WHAT THIS TASK INVOLVES: Find the lines below in which the string "keyword" occurs. Copy each one.

ENTRIES PROVIDED:

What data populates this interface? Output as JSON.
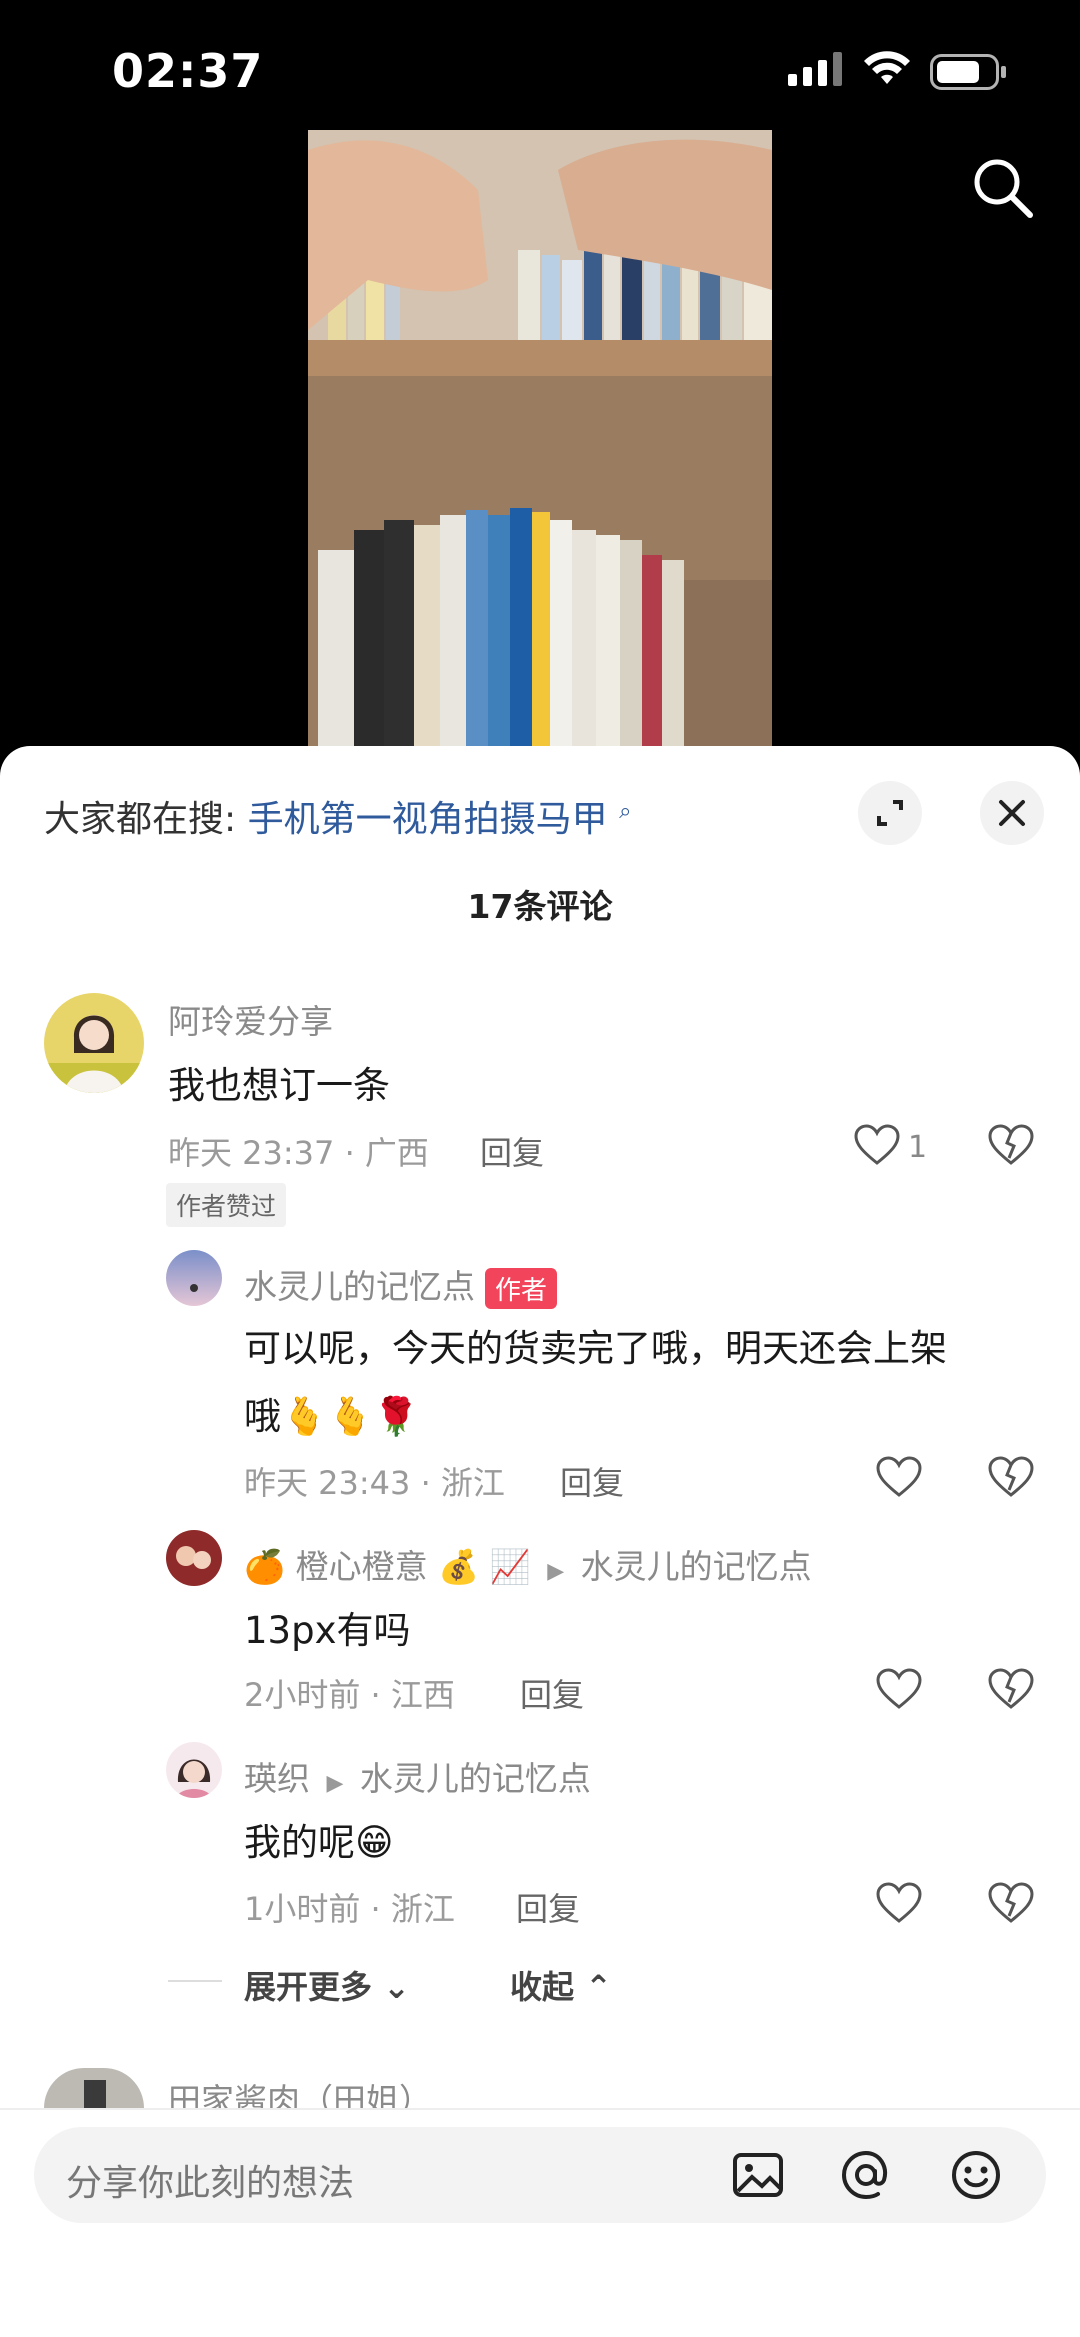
{
  "status_bar": {
    "time": "02:37"
  },
  "hot_search": {
    "prefix": "大家都在搜:",
    "keyword": "手机第一视角拍摄马甲"
  },
  "comment_count": "17条评论",
  "comments": [
    {
      "user": "阿玲爱分享",
      "text": "我也想订一条",
      "time_location": "昨天 23:37 · 广西",
      "reply_label": "回复",
      "likes": "1",
      "tag": "作者赞过"
    }
  ],
  "replies": [
    {
      "user": "水灵儿的记忆点",
      "author_badge": "作者",
      "text_line1": "可以呢，今天的货卖完了哦，明天还会上架",
      "text_line2": "哦🫰🫰🌹",
      "time_location": "昨天 23:43 · 浙江",
      "reply_label": "回复"
    },
    {
      "user": "🍊 橙心橙意 💰 📈",
      "reply_to": "水灵儿的记忆点",
      "text": "13px有吗",
      "time_location": "2小时前 · 江西",
      "reply_label": "回复"
    },
    {
      "user": "瑛织",
      "reply_to": "水灵儿的记忆点",
      "text": "我的呢😁",
      "time_location": "1小时前 · 浙江",
      "reply_label": "回复"
    }
  ],
  "expand_more": "展开更多",
  "collapse": "收起",
  "next_comment_user": "田家酱肉（田姐）",
  "input": {
    "placeholder": "分享你此刻的想法"
  },
  "colors": {
    "keyword": "#2f5a9c",
    "author_badge": "#f2455b"
  },
  "icons": [
    "search-icon",
    "expand-icon",
    "close-icon",
    "heart-icon",
    "dislike-icon",
    "image-icon",
    "at-icon",
    "emoji-icon"
  ]
}
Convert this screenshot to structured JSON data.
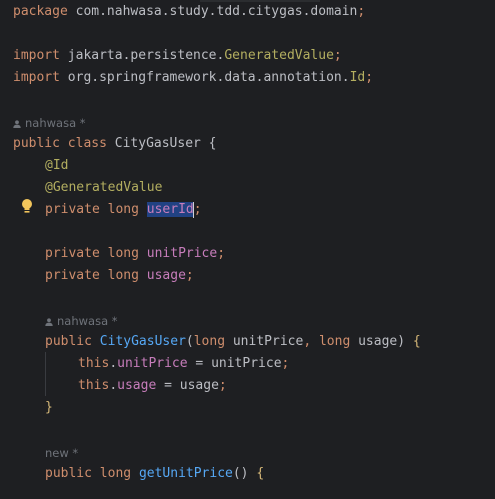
{
  "code": {
    "package_kw": "package",
    "package_name": "com.nahwasa.study.tdd.citygas.domain",
    "semicolon": ";",
    "import_kw": "import",
    "import1_pkg": "jakarta.persistence.",
    "import1_cls": "GeneratedValue",
    "import2_pkg": "org.springframework.data.annotation.",
    "import2_cls": "Id",
    "class_author": "nahwasa *",
    "public_kw": "public",
    "class_kw": "class",
    "class_name": "CityGasUser",
    "open_brace": " {",
    "ann_id": "@Id",
    "ann_generated": "@GeneratedValue",
    "private_kw": "private",
    "long_kw": "long",
    "field_userid": "userId",
    "field_unitprice": "unitPrice",
    "field_usage": "usage",
    "ctor_author": "nahwasa *",
    "ctor_name": "CityGasUser",
    "param_unitprice": "unitPrice",
    "param_usage": "usage",
    "this_kw": "this",
    "close_brace": "}",
    "new_hint": "new *",
    "getter_name": "getUnitPrice"
  }
}
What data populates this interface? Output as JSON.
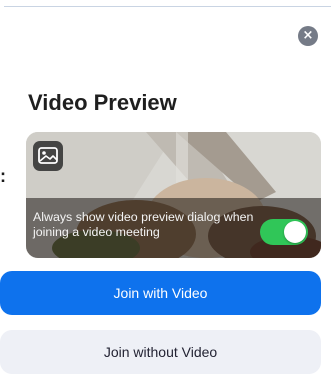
{
  "dialog": {
    "title": "Video Preview",
    "partial_text": ":",
    "close_symbol": "×",
    "preview": {
      "image_icon": "image-icon",
      "always_show_label": "Always show video preview dialog when joining a video meeting",
      "always_show_enabled": true
    },
    "join_with_video_label": "Join with Video",
    "join_without_video_label": "Join without Video"
  },
  "colors": {
    "primary": "#0e72ed",
    "toggle_on": "#30c658",
    "secondary_button": "#eef0f6"
  }
}
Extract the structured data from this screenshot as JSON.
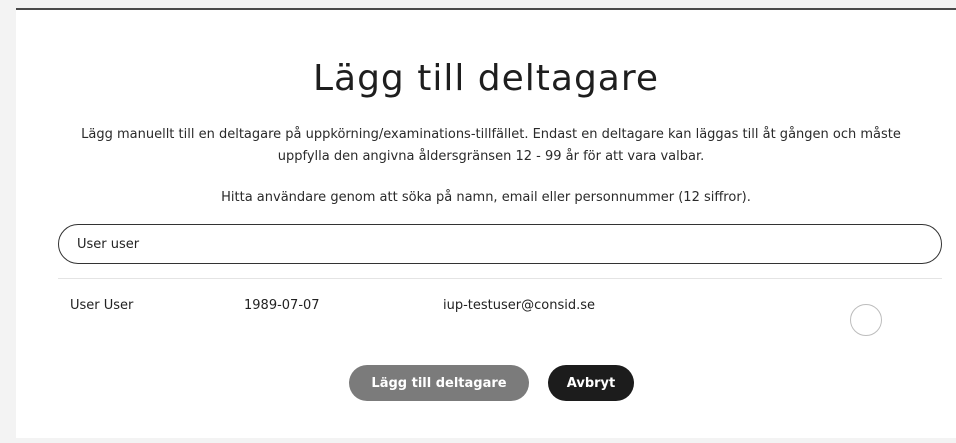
{
  "dialog": {
    "title": "Lägg till deltagare",
    "description": "Lägg manuellt till en deltagare på uppkörning/examinations-tillfället. Endast en deltagare kan läggas till åt gången och måste uppfylla den angivna åldersgränsen 12 - 99 år för att vara valbar.",
    "search_hint": "Hitta användare genom att söka på namn, email eller personnummer (12 siffror).",
    "search": {
      "value": "User user"
    },
    "results": [
      {
        "name": "User User",
        "birthdate": "1989-07-07",
        "email": "iup-testuser@consid.se",
        "selected": false
      }
    ],
    "buttons": {
      "add_label": "Lägg till deltagare",
      "cancel_label": "Avbryt"
    }
  },
  "colors": {
    "add_button": "#7b7b7b",
    "cancel_button": "#1c1c1c",
    "background": "#ffffff"
  }
}
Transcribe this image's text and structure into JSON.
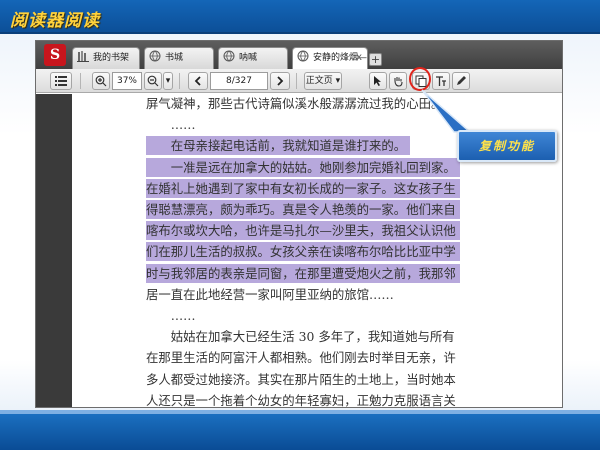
{
  "slide": {
    "title": "阅读器阅读"
  },
  "colors": {
    "header_blue": "#1466b8",
    "title_yellow": "#ffd23c",
    "highlight_purple": "#b7a8dc",
    "callout_blue": "#2a6fc4",
    "circle_red": "#e0241b"
  },
  "tabs": [
    {
      "label": "我的书架",
      "icon": "bookshelf-icon",
      "active": false
    },
    {
      "label": "书城",
      "icon": "globe-icon",
      "active": false
    },
    {
      "label": "呐喊",
      "icon": "globe-icon",
      "active": false
    },
    {
      "label": "安静的烽烟—...",
      "icon": "globe-icon",
      "active": true,
      "close": "x"
    }
  ],
  "newtab_label": "+",
  "toolbar": {
    "list_icon": "list-icon",
    "zoom_in_icon": "zoom-in-icon",
    "zoom_value": "37%",
    "zoom_out_icon": "zoom-out-icon",
    "dropdown_arrow": "▾",
    "prev_icon": "chevron-left-icon",
    "page_value": "8/327",
    "next_icon": "chevron-right-icon",
    "view_mode": "正文页",
    "select_icon": "cursor-arrow-icon",
    "hand_icon": "hand-icon",
    "copy_icon": "copy-icon",
    "text_icon": "text-tool-icon",
    "pen_icon": "pen-icon"
  },
  "content": {
    "lines": [
      {
        "text": "屏气凝神，那些古代诗篇似溪水般潺潺流过我的心田。",
        "highlight": false
      },
      {
        "text": "　　……",
        "highlight": false
      },
      {
        "text": "　　在母亲接起电话前，我就知道是谁打来的。",
        "highlight": true
      },
      {
        "text": "　　一准是远在加拿大的姑姑。她刚参加完婚礼回到家。",
        "highlight": true
      },
      {
        "text": "在婚礼上她遇到了家中有女初长成的一家子。这女孩子生",
        "highlight": true
      },
      {
        "text": "得聪慧漂亮，颇为乖巧。真是令人艳羡的一家。他们来自",
        "highlight": true
      },
      {
        "text": "喀布尔或坎大哈，也许是马扎尔—沙里夫，我祖父认识他",
        "highlight": true
      },
      {
        "text": "们在那儿生活的叔叔。女孩父亲在读喀布尔哈比比亚中学",
        "highlight": true
      },
      {
        "text": "时与我邻居的表亲是同窗，在那里遭受炮火之前，我那邻",
        "highlight": true
      },
      {
        "text": "居一直在此地经营一家叫阿里亚纳的旅馆……",
        "highlight": false
      },
      {
        "text": "　　……",
        "highlight": false
      },
      {
        "text": "　　姑姑在加拿大已经生活 30 多年了，我知道她与所有",
        "highlight": false
      },
      {
        "text": "在那里生活的阿富汗人都相熟。他们刚去时举目无亲，许",
        "highlight": false
      },
      {
        "text": "多人都受过她接济。其实在那片陌生的土地上，当时她本",
        "highlight": false
      },
      {
        "text": "人还只是一个拖着个幼女的年轻寡妇，正勉力克服语言关",
        "highlight": false
      }
    ]
  },
  "callout": {
    "text": "复制功能"
  }
}
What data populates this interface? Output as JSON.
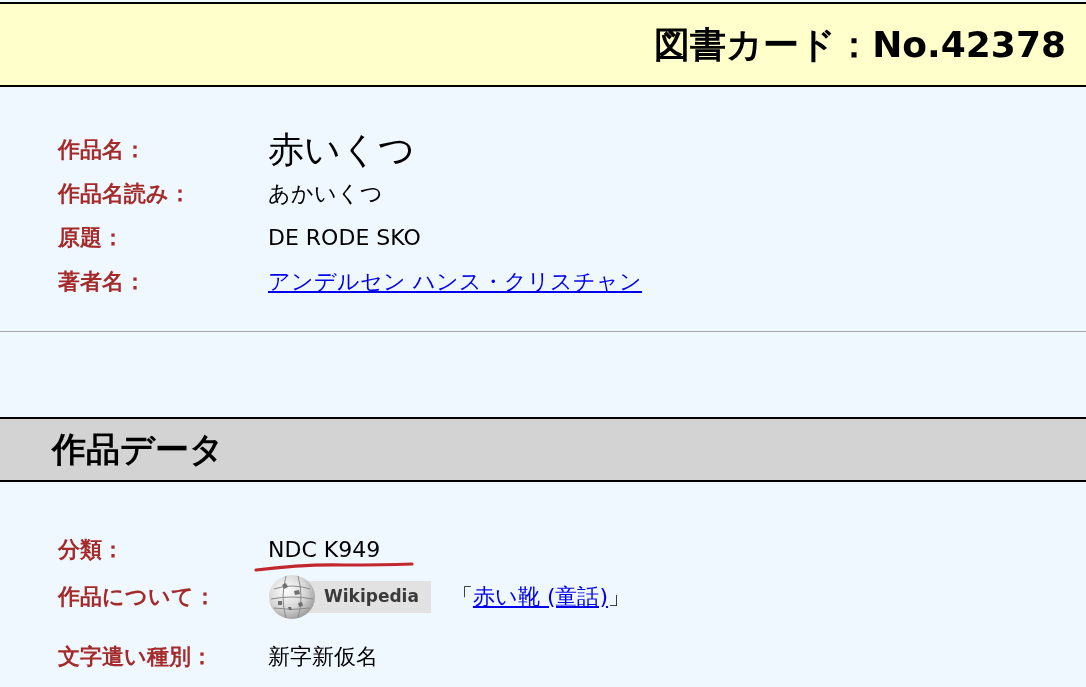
{
  "header": {
    "title": "図書カード：No.42378"
  },
  "work": {
    "fields": [
      {
        "kind": "title",
        "label": "作品名：",
        "value": "赤いくつ"
      },
      {
        "kind": "text",
        "label": "作品名読み：",
        "value": "あかいくつ"
      },
      {
        "kind": "text",
        "label": "原題：",
        "value": "DE RODE SKO"
      },
      {
        "kind": "link",
        "label": "著者名：",
        "value": "アンデルセン ハンス・クリスチャン"
      }
    ]
  },
  "work_data": {
    "heading": "作品データ",
    "fields": [
      {
        "kind": "text",
        "label": "分類：",
        "value": "NDC K949",
        "underlined": true
      },
      {
        "kind": "wiki",
        "label": "作品について：",
        "badge": "Wikipedia",
        "reference": {
          "before": "「",
          "link": "赤い靴 (童話)",
          "after": "」"
        },
        "underlined": false
      },
      {
        "kind": "text",
        "label": "文字遣い種別：",
        "value": "新字新仮名",
        "underlined": false
      }
    ]
  }
}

FINISHED TASK:
    "keyword": "手机第一视角拍摄马甲"
    "keyword": "#2f5a9c",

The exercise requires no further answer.